The Charleston County School Board met with attorneys Monday morning. Few details about the meeting were public.

The Charleston County School Board shot down a proposal Monday night that would have allowed seventh and eighth graders to learn pregnancy prevention techniques, including various birth control methods and effective condom use, as long they had their parents' permission.  

Board members unanimously approved middle schools' use of a revised edition of "Making a Difference!," an abstinence-based sex education program that district schools have been using for years. But they nixed an appendix from the curriculum that includes role-playing games on AIDS, HIV and abstinence; describes several types of contraceptives; and mentions bisexuality and a lesbian relationship. 

Board member Tom Ducker called the material in the appendix "offensive."

"This is not 'games.' This is serious stuff that we should be teaching our kids about," Ducker said. "I believe when we do that, in order to gain or keep their interest, you're also increasing their interest in sex. And I don't think most middle schoolers are even thinking about sex."

Under the 1988 Comprehensive Health Education Act, public schools in South Carolina are required to teach sexual and reproductive health education. The curriculum must emphasize abstinence until marriage, and for high school students, explain various methods of contraception. Schools are expressly forbidden from distributing condoms and contraceptives, and teachers are barred from mentioning “alternate sexual lifestyles” except in the context of sexually transmitted infections. 

According to state law, volunteer-run health advisory committees — made up of students, teachers, clergy and medical professionals — are charged with reviewing sex education curricula and making curriculum recommendations to district school boards. But the Charleston County school board has often rejected the advice of its committee.

Last year, for instance, despite a unanimous thumbs-up from the health advisory committee, board members tabled a controversial comprehensive sex education curriculum that critics assailed for supposedly promoting sexual activity among minors. "Making Proud Choices!" — not to be confused with "Making a Difference!" — is an evidence-based program that would have taught students contraceptive use in addition to abstinence. 

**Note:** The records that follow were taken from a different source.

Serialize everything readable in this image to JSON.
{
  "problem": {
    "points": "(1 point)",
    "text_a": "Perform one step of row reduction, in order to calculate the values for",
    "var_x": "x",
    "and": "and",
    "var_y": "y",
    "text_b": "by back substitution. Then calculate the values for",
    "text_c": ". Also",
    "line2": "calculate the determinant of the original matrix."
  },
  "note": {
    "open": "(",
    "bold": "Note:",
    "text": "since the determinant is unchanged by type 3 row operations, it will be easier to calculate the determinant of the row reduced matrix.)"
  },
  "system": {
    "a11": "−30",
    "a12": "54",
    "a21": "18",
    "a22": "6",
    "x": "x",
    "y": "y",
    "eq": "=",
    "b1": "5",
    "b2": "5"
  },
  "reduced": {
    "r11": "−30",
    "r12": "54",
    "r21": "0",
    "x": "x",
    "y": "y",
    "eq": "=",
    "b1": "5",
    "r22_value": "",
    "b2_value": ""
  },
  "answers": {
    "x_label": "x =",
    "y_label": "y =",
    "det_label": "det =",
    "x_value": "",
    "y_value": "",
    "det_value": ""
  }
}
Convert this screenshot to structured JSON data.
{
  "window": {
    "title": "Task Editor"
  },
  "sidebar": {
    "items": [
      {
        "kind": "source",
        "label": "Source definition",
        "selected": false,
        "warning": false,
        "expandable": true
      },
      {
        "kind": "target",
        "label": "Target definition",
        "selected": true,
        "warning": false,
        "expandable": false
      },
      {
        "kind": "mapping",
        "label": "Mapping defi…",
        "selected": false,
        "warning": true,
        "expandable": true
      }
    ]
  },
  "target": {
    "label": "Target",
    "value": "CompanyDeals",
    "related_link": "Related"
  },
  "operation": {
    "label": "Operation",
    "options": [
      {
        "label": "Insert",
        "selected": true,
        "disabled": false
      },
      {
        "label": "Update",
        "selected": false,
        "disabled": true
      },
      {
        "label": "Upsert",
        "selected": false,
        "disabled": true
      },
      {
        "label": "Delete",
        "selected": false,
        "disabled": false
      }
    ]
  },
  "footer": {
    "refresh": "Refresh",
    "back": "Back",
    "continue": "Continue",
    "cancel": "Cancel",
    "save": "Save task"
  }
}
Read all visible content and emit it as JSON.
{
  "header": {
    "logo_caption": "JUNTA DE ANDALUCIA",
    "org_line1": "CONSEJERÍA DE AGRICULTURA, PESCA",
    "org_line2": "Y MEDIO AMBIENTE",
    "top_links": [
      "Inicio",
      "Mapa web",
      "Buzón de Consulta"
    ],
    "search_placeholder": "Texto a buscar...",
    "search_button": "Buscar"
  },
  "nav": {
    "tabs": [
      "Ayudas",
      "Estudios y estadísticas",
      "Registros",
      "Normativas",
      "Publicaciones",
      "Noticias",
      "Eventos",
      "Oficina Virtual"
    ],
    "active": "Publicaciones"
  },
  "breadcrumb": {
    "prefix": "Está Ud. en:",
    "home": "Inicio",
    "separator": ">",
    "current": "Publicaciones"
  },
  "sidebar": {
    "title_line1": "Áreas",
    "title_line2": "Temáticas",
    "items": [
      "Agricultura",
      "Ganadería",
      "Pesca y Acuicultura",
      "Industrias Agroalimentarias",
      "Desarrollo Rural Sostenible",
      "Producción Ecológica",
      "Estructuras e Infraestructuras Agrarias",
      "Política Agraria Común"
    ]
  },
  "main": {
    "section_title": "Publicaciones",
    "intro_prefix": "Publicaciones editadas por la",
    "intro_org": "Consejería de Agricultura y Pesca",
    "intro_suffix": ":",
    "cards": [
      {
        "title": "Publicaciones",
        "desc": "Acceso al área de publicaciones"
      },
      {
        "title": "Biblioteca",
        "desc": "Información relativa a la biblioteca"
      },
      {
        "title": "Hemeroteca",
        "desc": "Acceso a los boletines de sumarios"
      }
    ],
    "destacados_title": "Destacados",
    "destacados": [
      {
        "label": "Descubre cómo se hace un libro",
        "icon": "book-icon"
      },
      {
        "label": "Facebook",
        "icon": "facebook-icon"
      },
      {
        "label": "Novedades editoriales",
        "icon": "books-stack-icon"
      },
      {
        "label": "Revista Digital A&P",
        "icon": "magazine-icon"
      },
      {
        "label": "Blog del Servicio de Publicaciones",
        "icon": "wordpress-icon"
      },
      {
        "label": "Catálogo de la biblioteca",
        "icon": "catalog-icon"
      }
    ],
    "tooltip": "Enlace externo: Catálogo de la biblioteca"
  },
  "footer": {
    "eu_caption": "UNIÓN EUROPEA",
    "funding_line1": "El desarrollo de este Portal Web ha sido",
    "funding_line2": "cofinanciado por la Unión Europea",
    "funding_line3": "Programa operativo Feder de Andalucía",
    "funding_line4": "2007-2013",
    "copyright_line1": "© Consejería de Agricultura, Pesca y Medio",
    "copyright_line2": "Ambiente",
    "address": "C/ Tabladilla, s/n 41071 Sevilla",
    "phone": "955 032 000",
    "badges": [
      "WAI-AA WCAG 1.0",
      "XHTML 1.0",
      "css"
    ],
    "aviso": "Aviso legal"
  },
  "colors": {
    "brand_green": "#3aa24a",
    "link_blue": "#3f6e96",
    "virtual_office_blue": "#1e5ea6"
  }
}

April Borkman, a member of the district's health advisory committee, said she was disappointed in the board's most recent decision to ignore her committee's advice. According to a statewide Youth Risk Behavior Survey of high school students in 2015, 40 percent reported having had sexual intercourse and 6 percent said they had sex for the first time before age 13. 

"I think that the fear is that middle school is too young to educate teens on birth control, but the fear is completely misguided," Borkman said. "This decision by the school board denies middle schools an opportunity to provide their young people with an option to receive vital reproductive health information in a safe setting. It's a missed opportunity and a disservice to our young people."

"Making a Difference!" is one of a three sex education curricula that middle school parents this year can choose for their children, along with the state-approved health and wellness textbook and a curriculum designed by Heritage Community Services that emphasizes abstinence until marriage. Parents also have the right to exempt their children from sex education class.

In other business, the school board unanimously voted to allow Orange Grove Charter School to continue housing its middle school program at the former Oakland Elementary School in West Ashley. Their decision, applauded by more than 150 Orange Grove teachers and parents who attended Monday's meeting, allows the charter school to stay at the Oakland building until the year 2025, or until the school can secure a permanent facility. At that point, board members said,  West Ashley Middle School will move into the former St. Andrews High School on Wappoo Road, and the charter school will use West Ashley Middle's old space.

Board members also agreed to move forward with a pilot for the district's Early College High School program, starting with ninth graders next school year, and they voted to waive two of the four instructional days that students missed due to Hurricane Matthew. CCSD students will make up just two missed school days on January 2 and June 5, 2017. 

Monday marked the final board meeting for members Ducker and Tripp Wiles, who have served on the board since 2012 and 2013, respectively. Neither are running for re-election this November.

Reach Deanna Pan at 843-937-5764 and follower her on Twitter @DDpan. 

Deanna Pan is an enterprise reporter for The Post and Courier, where she writes about education and other issues. She grew up in the suburbs of Cincinnati and graduated with a degree in English from Ohio State University in 2012.